■ TASK DATA ■

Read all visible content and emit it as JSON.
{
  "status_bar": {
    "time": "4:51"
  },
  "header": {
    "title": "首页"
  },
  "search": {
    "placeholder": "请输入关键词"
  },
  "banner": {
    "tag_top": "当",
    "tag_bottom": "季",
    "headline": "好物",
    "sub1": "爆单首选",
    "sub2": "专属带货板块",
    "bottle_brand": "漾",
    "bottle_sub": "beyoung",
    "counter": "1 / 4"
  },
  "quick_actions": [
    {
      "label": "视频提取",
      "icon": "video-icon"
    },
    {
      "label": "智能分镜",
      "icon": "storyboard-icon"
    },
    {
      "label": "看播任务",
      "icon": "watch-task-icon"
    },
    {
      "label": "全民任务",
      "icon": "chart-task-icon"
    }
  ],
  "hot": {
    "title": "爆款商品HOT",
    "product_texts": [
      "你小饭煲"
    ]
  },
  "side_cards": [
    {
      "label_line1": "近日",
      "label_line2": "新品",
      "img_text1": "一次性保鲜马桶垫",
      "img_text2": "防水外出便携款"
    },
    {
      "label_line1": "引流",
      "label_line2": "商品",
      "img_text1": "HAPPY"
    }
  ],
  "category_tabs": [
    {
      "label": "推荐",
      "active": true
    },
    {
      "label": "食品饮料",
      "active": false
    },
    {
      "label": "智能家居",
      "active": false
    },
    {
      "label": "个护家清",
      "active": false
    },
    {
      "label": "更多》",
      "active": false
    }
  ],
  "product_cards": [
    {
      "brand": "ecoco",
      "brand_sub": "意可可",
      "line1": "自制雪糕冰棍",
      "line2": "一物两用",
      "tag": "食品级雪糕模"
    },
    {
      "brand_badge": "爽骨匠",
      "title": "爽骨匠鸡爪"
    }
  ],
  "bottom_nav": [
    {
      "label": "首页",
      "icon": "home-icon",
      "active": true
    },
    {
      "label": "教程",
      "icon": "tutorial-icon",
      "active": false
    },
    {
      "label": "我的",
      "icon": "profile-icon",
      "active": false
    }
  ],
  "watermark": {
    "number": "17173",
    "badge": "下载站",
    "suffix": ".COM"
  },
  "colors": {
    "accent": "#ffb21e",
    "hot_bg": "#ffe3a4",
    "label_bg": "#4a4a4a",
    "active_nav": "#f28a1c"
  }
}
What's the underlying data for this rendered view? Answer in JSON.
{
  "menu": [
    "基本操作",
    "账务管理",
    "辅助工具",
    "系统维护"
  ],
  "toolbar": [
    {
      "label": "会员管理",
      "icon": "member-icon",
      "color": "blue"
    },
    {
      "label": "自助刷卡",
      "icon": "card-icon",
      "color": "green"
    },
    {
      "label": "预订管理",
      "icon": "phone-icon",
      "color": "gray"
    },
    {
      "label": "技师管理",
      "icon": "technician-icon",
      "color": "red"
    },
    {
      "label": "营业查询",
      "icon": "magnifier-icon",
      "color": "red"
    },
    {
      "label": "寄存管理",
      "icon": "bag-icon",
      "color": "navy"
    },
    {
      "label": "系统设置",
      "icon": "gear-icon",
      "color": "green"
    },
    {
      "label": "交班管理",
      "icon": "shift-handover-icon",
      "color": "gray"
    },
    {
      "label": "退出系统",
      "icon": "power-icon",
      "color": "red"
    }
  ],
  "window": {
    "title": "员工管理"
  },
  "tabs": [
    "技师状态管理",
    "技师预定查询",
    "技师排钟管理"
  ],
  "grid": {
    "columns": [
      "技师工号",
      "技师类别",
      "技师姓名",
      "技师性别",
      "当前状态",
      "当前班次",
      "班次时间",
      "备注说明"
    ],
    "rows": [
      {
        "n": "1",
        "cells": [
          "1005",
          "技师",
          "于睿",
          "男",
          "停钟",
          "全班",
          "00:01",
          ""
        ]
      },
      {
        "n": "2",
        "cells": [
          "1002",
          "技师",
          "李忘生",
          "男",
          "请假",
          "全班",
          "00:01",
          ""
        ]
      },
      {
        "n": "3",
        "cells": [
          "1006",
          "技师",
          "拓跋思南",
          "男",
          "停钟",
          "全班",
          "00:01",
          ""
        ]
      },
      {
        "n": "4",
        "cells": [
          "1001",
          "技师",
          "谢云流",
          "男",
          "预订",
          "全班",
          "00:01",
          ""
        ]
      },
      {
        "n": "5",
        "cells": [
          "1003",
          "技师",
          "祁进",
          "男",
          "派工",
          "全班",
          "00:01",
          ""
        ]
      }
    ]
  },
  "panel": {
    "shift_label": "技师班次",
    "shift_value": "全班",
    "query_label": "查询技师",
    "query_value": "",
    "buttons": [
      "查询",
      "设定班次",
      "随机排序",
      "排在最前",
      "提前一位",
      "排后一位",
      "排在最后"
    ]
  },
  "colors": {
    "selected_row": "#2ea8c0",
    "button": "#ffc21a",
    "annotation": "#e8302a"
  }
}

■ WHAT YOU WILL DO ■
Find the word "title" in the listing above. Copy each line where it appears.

■ FINAL ANSWER ■
    "title": "首页"
    "title": "爆款商品HOT",
      "title": "爽骨匠鸡爪"
    "title": "员工管理"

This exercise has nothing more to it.